Did You Know Some Newer Cars Don’t Have One Of These Common Things?
Over the last twenty to thirty years automobile manufacturers have been making it harder to do your own maintenance on vehicles.
I know it's part because with new technology comes advancement in systems and so much of that relies on computer programming to run. There are so many sensors and electrical components that need to play well together and if you don't have the proper scanning tools, you might be up a creek doing work yourself. It's also an excuse for service departments to get more of your money.
I've have heard mechanics complain when chasing newer car gremlins, stating how much easier it used to be to work on some models. Today I learned something that shouldn't surprise me but did.
Car manufacturers of some makes and models have removed dipsticks to check the engine oil. Now, I know in 2017 Ford removed the transmission dipstick from the F-150 pickups, saying they are "sealed for life". Their stance is something along the lines of modern transmissions don't need the same upkeep and to bring it to them with issues. Maybe that makes sense for that component, but it makes me feel like when the tranny is done, they won't rebuild it and will just slap a new one in which will probably not be cheap. Not including an engine oil dipstick though like some BMW models and the latest version of the Toyota Supra seems insane to me.
You can check the oil still, but you need to access the level via the screen in the vehicles. It's supposed to tell you where the levels are and also alert you when it's time to add a quart. That's good in theory until your screen goes out and you can't get it into a dealer for a month. Also, there have already been reports of cars notifying owners to add a quart and when they do, it's incredibly overfilled.

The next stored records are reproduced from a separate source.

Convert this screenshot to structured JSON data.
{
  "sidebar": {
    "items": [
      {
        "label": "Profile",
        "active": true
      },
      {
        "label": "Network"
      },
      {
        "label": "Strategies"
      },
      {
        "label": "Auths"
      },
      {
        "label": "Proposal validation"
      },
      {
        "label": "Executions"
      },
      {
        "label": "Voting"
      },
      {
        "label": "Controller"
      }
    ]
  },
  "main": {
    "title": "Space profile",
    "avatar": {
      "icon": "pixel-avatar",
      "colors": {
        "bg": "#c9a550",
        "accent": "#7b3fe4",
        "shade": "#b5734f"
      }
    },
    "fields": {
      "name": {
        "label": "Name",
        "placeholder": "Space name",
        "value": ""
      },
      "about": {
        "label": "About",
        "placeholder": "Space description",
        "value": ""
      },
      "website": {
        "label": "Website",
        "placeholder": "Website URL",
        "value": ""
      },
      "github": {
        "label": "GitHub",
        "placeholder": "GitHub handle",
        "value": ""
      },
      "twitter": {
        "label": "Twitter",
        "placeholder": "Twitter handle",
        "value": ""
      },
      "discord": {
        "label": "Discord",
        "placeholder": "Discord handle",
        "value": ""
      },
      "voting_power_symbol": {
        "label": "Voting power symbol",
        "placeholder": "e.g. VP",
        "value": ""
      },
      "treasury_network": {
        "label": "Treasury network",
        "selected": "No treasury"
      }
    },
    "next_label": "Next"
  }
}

I'm a fan of new technology, but I'm not a fan of the good ole engine oil dipstick being removed from vehicles. There is nothing wrong with checking oil the old-fashioned way and I feel like the manufacturers who decided on this "fixed" a problem that wasn't a problem. I guarantee you it will increase dealer service visits if this becomes the trend going forward and it's a shame with how much we already pay for new cars. What are your thoughts on this?